What is required:
Filter these records by the string "JSON", copying each line that holds it.

Data shown:
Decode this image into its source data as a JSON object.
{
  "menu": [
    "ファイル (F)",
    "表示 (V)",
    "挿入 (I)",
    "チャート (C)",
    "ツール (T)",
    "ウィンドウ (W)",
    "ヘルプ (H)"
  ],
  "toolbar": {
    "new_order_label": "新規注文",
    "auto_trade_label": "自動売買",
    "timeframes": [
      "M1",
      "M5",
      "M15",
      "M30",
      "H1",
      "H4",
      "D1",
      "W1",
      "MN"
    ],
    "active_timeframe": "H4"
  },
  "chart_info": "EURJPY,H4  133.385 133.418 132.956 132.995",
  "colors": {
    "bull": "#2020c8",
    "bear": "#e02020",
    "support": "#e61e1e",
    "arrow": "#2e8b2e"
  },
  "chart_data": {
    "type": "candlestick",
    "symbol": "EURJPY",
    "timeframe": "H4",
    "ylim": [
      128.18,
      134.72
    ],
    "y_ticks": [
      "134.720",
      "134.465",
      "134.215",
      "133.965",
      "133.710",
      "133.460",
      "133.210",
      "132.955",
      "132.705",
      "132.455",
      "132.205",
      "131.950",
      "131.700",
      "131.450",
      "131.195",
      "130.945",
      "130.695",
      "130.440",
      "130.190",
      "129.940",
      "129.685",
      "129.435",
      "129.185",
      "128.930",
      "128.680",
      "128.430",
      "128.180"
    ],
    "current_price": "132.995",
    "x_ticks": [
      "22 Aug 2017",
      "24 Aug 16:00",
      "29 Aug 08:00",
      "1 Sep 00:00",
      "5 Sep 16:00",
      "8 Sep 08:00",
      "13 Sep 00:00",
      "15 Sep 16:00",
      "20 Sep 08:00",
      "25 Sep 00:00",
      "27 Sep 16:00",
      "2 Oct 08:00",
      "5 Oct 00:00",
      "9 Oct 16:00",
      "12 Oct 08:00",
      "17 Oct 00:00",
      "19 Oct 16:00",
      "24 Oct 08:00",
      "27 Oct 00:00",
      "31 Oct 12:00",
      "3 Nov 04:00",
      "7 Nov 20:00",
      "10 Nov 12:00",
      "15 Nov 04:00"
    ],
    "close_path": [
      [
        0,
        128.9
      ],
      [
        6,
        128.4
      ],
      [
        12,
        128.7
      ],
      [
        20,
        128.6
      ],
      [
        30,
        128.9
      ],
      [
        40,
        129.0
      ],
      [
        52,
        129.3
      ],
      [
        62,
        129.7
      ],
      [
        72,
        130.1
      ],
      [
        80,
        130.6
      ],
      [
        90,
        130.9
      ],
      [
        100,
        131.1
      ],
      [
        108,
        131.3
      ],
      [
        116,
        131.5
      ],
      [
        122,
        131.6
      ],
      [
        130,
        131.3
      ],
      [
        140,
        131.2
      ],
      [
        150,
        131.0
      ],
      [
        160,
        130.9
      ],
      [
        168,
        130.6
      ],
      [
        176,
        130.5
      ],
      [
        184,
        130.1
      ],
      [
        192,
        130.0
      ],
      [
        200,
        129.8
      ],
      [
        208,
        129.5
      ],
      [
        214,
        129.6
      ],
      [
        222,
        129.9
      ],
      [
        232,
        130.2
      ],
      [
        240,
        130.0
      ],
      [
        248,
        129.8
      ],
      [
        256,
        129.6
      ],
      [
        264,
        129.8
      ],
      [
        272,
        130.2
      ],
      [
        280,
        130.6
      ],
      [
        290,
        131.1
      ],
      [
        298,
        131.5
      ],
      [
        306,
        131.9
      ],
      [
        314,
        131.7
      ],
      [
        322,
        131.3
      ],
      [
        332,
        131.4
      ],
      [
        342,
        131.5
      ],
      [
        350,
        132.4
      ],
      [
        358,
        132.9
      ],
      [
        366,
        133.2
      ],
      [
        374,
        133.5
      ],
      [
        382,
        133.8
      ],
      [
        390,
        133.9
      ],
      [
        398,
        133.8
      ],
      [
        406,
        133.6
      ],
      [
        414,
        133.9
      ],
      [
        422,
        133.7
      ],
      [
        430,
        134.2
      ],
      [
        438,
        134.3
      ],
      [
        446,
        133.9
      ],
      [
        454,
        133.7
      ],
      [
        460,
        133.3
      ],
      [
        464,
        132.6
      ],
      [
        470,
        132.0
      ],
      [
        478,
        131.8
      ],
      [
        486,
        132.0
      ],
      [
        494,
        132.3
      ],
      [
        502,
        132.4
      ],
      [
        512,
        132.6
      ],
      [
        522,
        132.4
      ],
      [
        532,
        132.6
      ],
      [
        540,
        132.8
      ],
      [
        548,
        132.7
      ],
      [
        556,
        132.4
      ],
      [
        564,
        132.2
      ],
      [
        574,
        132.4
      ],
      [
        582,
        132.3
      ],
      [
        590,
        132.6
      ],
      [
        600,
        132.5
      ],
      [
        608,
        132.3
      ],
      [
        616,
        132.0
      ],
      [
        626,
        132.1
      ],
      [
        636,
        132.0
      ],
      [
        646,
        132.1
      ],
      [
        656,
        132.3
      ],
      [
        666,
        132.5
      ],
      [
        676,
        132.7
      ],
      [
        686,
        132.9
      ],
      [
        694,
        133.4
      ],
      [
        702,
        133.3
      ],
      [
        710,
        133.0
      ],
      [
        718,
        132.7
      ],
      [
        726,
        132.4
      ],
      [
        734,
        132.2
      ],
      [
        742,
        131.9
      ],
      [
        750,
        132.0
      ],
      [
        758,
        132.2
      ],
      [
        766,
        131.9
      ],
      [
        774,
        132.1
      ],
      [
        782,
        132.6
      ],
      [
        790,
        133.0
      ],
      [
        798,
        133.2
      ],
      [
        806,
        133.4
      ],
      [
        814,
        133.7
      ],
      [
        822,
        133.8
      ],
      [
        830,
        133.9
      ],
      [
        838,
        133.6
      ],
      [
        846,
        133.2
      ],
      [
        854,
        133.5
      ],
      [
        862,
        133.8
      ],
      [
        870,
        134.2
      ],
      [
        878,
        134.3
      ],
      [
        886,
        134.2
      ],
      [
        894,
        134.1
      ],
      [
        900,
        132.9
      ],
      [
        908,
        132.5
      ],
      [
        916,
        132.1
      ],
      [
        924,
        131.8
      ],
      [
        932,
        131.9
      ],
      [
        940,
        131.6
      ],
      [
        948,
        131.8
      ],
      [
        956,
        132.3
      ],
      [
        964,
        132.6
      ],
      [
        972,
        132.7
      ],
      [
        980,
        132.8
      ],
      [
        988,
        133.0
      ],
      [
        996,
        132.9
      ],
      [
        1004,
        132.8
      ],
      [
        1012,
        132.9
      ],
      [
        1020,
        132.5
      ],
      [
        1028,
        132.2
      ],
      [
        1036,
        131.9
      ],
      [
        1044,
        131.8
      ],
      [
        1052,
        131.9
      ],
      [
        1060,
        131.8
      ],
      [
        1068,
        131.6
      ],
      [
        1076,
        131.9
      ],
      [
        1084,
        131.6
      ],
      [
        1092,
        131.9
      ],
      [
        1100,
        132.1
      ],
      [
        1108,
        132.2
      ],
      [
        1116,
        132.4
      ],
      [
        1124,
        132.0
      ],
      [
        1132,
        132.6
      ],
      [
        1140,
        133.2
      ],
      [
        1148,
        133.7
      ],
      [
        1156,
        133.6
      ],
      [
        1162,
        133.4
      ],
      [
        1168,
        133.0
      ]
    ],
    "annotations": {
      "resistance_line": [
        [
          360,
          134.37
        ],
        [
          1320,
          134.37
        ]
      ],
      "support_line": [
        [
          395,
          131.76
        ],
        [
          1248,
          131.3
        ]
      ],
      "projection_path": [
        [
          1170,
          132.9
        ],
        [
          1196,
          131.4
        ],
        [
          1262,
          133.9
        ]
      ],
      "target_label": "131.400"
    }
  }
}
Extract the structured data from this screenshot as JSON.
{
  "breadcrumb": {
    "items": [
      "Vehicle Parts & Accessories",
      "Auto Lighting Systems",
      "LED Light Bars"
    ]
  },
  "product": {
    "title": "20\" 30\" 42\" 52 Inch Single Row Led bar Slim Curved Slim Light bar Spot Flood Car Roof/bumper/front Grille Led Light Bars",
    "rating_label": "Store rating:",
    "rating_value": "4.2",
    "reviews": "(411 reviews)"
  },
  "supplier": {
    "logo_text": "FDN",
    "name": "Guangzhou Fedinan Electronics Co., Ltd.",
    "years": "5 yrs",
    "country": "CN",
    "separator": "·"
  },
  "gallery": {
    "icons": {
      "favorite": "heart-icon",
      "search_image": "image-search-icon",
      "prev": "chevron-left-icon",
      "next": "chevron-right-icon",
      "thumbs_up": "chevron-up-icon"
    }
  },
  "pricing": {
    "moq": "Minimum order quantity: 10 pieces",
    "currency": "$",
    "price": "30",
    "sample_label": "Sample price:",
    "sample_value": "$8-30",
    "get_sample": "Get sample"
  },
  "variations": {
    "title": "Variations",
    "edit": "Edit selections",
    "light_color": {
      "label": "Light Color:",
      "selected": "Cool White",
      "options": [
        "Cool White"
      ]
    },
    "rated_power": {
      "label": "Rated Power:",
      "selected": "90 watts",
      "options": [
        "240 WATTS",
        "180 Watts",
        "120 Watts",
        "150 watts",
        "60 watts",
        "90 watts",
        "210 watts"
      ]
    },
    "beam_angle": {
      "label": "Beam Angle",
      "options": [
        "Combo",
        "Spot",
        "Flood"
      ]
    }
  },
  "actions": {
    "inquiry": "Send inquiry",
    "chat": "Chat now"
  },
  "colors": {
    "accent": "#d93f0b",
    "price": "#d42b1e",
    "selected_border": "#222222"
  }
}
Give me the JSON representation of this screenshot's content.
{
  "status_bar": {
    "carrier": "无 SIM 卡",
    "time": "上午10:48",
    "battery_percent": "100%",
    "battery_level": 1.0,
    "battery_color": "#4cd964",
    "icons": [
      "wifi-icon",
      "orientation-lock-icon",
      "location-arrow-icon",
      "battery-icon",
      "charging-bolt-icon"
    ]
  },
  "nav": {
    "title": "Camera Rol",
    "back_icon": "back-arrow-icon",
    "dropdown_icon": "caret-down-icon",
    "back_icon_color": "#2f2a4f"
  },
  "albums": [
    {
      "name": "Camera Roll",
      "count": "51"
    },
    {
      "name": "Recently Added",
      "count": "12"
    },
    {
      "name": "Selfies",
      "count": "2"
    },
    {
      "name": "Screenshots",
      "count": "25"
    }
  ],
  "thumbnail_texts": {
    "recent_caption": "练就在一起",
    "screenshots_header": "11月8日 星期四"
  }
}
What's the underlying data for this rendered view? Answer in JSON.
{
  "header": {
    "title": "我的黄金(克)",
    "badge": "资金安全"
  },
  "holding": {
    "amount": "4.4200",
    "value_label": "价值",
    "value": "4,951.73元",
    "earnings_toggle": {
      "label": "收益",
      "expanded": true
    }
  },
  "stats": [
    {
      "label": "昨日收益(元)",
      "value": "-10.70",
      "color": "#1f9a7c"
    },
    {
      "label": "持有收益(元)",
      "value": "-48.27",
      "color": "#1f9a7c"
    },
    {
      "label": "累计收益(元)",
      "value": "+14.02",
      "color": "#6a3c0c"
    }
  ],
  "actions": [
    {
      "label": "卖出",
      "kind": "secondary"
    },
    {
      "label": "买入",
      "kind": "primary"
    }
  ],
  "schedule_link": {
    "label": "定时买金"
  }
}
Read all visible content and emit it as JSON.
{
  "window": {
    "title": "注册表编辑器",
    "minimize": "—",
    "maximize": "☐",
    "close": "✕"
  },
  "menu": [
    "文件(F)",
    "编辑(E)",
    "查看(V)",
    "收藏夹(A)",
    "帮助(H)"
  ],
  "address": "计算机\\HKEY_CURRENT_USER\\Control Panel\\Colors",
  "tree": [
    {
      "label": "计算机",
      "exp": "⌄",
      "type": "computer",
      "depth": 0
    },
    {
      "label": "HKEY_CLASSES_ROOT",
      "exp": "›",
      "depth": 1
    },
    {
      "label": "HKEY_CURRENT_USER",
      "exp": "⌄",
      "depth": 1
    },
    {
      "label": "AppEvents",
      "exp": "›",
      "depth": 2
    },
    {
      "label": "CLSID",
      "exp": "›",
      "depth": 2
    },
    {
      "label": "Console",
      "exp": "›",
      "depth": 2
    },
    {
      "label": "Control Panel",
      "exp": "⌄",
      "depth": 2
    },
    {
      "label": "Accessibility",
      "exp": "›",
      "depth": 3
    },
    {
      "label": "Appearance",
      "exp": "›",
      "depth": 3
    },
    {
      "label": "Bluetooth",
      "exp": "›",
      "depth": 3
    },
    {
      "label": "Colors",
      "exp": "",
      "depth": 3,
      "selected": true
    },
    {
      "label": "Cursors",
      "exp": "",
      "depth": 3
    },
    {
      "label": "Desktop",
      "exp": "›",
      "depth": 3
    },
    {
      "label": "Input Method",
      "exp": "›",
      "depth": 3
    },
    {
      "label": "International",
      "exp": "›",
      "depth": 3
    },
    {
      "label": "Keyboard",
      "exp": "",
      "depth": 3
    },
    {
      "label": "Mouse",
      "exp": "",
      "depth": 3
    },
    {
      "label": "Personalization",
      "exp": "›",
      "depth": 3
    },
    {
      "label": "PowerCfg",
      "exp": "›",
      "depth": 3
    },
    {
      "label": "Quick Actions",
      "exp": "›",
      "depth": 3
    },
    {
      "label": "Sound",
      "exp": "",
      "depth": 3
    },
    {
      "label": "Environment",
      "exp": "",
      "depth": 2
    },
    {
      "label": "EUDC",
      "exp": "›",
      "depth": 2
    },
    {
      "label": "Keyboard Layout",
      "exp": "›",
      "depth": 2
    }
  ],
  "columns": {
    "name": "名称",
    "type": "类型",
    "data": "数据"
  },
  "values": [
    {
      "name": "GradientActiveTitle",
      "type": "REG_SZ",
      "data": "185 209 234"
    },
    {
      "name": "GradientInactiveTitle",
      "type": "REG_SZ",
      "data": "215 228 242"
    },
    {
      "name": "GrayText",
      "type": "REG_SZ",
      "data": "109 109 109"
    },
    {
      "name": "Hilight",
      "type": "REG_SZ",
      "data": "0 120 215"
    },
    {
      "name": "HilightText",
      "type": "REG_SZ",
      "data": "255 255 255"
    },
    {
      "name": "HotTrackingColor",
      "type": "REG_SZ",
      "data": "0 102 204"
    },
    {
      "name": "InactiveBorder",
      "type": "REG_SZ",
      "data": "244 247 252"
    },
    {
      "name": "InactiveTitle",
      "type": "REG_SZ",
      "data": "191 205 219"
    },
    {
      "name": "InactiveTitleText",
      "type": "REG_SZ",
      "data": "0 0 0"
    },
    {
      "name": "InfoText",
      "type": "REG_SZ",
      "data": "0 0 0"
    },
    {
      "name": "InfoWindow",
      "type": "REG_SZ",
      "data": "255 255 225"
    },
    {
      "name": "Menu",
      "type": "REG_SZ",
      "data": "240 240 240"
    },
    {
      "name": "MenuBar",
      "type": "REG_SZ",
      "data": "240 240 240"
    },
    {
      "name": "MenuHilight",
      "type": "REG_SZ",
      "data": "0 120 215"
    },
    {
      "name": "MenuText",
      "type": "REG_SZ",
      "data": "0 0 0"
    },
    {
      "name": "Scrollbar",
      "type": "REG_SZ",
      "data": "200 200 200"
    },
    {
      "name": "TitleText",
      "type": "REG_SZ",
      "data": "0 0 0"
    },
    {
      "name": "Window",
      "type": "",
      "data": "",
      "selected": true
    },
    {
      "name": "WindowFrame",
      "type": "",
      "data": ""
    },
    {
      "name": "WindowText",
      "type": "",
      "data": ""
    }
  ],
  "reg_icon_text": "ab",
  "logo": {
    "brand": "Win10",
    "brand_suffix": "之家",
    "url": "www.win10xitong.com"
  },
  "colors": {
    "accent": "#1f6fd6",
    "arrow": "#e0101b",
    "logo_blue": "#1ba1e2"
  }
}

Expected answer:
Decode this image into its source data as a JSON object.
Extract the structured data from this screenshot as JSON.
Give me the JSON representation of this screenshot's content.
What's the underlying data for this rendered view? Answer in JSON.
Read all visible content and emit it as JSON.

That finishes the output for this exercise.